Aim of the exercise |
In the records below, find each line with the word "chat" and copy it.

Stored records
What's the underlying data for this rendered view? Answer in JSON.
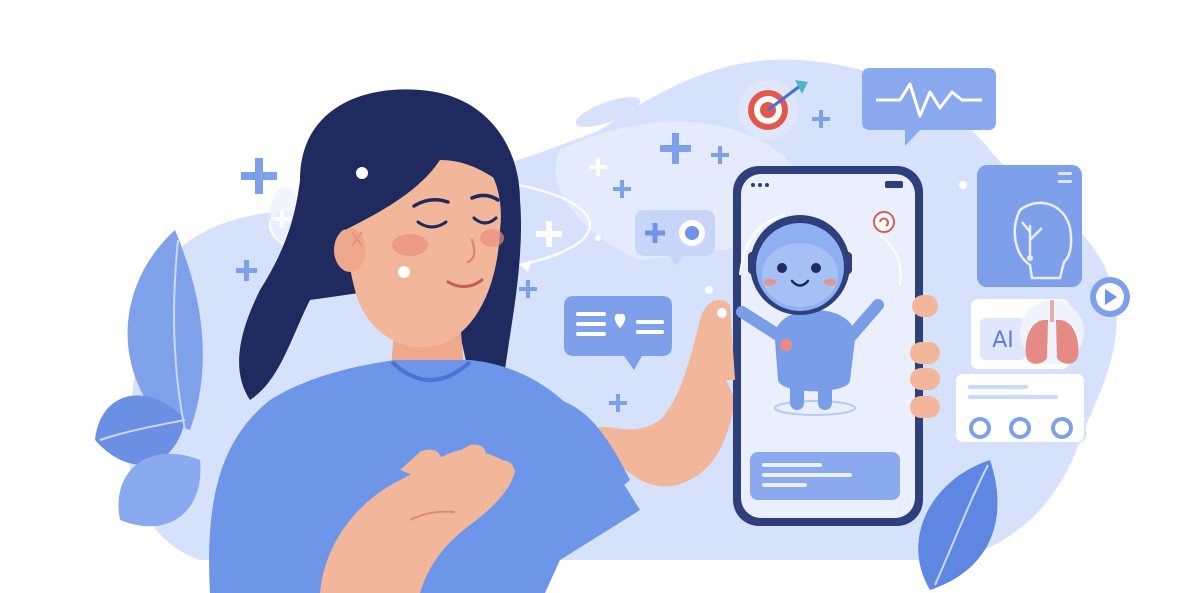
{
  "illustration": {
    "subject": "woman-with-hand-on-chest-holding-smartphone",
    "palette": {
      "background_blob": "#cfdcf8",
      "accent_blue": "#6f93e6",
      "deep_blue": "#4a6fd0",
      "hair": "#1f2a5e",
      "skin": "#f2b79a",
      "shirt": "#6d95e8",
      "target_red": "#e2584f"
    },
    "icons": [
      "sparkle-plus-icon",
      "target-dart-icon",
      "heartbeat-chat-icon",
      "heart-message-icon",
      "robot-chat-icon",
      "head-mind-icon",
      "play-button-icon",
      "lungs-icon",
      "feedback-rating-icon",
      "leaf-icon"
    ],
    "ai_badge_text": "AI"
  }
}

Task answer |
      "heartbeat-chat-icon",
      "robot-chat-icon",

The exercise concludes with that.